When sending money overseas, there is a good chance you will get to choose from SWIFT and peer-to-peer (P2P) transfers. If presented with a choice between the two, going the P2P way might be the better option, and not without reason.
While both SWIFT and P2P transfers work in transferring money across borders and between bank accounts, there are differences that make one alternative better than the other. However, this does not hold true in every scenario.
Globalization, innovations in technology, increased customer expectations, and the entry of several new players have driven the growth of overseas money transfers significantly. An example in case is the peer-to-peer (P2P) space. According to a report released by Deloitte, there are more than 20 P2P applications in the United States alone. Forrester predicts that P2P payments will get to $17 billion by 2020 – a significant increase from $5 billion in 2014.
Overseas money transfer companies that provide P2P transfers have bank accounts in various countries, and they work in matching people who wish to transfer money between different countries.
This is how it works. You transfer money into a local bank account of the company you work with. Then, the company matches your transfer with someone who wishes to send money in the opposite direction. The sender on the other side also deposits money into a local bank account. Both recipients then receive money from local bank accounts, and no actual overseas money transfer takes place.
In instances when companies that provide P2P transfers are unable to match transfers at both ends, they carry out the transfers on their own, although this comes at a slightly higher cost. Peer-to-peer transfers can be a great way to transfer funds involving major currencies, but not many companies provide P2P transfers for exotic currencies.
Usually, there are no minimum limits for P2P transfers, and maximum limits can be rather high depending on the company you select. CurrencyFair, for instance, is said to have carried out a single P2P transfer valued at €17 million. TransferWise, on the other hand, has transferred over £1 billion since its inception.
Paying For Your Transfer

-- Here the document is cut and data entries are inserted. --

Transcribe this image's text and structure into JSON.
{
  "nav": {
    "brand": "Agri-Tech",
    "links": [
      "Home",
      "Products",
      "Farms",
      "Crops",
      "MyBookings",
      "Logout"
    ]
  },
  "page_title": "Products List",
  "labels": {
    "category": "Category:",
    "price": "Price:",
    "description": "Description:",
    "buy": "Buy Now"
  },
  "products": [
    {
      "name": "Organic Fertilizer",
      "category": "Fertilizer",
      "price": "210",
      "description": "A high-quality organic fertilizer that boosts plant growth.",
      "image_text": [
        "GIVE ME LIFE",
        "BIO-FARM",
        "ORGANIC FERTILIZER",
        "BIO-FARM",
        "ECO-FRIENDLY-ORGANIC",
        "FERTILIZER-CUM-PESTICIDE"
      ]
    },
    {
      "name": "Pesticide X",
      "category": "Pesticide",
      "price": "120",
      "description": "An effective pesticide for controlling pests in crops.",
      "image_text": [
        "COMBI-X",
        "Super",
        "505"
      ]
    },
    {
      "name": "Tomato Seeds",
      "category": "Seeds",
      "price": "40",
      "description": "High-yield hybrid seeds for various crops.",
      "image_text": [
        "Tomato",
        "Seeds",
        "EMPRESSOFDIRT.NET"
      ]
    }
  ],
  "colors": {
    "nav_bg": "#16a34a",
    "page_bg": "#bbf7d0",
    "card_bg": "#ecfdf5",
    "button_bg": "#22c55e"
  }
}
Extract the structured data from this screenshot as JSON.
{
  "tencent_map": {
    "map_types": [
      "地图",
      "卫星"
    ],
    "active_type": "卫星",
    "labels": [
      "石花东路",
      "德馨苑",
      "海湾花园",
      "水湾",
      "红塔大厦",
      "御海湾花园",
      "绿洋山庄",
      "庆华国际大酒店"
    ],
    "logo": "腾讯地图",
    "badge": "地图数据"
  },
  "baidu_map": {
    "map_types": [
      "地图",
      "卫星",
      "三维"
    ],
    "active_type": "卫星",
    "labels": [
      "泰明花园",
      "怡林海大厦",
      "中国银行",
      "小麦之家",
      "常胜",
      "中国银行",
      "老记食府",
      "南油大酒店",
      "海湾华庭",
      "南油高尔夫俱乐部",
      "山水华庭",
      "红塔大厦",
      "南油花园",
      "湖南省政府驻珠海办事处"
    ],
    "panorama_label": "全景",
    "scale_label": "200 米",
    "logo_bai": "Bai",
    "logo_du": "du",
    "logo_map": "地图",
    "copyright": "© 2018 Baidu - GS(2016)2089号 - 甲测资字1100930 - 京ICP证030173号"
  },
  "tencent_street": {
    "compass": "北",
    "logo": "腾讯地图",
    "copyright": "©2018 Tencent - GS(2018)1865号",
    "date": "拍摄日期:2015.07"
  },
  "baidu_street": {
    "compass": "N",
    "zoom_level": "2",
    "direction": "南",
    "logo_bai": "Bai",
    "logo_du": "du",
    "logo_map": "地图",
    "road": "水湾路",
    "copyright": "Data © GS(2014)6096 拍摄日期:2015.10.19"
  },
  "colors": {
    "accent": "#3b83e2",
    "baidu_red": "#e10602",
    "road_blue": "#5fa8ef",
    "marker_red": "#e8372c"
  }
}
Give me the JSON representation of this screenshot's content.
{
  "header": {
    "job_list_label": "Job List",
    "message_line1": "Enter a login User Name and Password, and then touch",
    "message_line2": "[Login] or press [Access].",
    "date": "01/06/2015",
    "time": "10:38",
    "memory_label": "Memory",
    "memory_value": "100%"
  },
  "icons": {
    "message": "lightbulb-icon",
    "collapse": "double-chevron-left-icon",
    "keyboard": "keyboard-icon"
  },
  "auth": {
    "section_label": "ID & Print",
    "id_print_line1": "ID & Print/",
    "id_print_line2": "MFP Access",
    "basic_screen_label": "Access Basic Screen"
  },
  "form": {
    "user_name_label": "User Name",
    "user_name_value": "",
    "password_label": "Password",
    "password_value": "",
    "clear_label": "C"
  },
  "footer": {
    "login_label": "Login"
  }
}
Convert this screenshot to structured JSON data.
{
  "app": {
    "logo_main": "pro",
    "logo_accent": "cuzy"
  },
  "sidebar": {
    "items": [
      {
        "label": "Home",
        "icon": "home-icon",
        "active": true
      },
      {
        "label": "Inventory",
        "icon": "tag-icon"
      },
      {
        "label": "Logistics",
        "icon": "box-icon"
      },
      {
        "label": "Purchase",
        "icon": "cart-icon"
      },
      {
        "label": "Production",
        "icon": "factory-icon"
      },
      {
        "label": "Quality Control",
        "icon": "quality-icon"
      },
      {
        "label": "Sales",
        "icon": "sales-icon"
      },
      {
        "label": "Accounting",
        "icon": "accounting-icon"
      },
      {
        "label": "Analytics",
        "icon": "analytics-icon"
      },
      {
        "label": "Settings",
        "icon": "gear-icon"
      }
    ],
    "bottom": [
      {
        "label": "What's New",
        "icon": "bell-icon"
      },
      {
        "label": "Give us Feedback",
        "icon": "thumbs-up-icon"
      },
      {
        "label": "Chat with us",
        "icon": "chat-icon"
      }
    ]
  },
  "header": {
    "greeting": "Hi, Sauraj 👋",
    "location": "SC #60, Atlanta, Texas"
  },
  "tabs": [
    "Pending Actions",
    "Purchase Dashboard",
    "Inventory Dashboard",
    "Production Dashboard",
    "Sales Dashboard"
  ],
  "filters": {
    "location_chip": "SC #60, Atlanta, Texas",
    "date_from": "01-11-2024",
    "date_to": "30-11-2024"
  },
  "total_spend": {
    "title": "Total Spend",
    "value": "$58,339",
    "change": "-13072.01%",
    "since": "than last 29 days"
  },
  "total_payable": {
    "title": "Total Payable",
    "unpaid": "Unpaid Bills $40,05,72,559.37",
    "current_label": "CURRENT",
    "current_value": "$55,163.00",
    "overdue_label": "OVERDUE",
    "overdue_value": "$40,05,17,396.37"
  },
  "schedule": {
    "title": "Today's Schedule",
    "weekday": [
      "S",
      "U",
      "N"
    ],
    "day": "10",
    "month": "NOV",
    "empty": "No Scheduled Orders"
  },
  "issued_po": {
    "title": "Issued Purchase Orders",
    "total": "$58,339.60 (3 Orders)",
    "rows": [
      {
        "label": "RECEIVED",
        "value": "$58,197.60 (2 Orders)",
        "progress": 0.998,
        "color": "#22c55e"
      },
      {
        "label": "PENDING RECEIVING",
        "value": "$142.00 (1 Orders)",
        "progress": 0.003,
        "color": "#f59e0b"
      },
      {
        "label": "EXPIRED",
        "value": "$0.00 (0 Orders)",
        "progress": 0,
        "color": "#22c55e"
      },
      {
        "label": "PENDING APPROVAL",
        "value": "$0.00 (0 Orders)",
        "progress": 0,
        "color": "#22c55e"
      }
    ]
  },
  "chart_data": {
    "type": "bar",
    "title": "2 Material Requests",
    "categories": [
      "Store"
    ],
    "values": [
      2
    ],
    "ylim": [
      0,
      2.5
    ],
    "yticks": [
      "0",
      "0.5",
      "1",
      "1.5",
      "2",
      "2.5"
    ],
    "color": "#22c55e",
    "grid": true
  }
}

Peer-to-peer money transfer companies are predominantly online, and you will be hard-pressed in finding one that lets you pay for your transfer using cash. However, this is not a problem with banks that carry out SWIFT transfers. Paying for a P2P transfer using your bank account is fairly simple. Depending on where you live, you might also be able to pay using debit cards, credit cards, and other region-specific methods.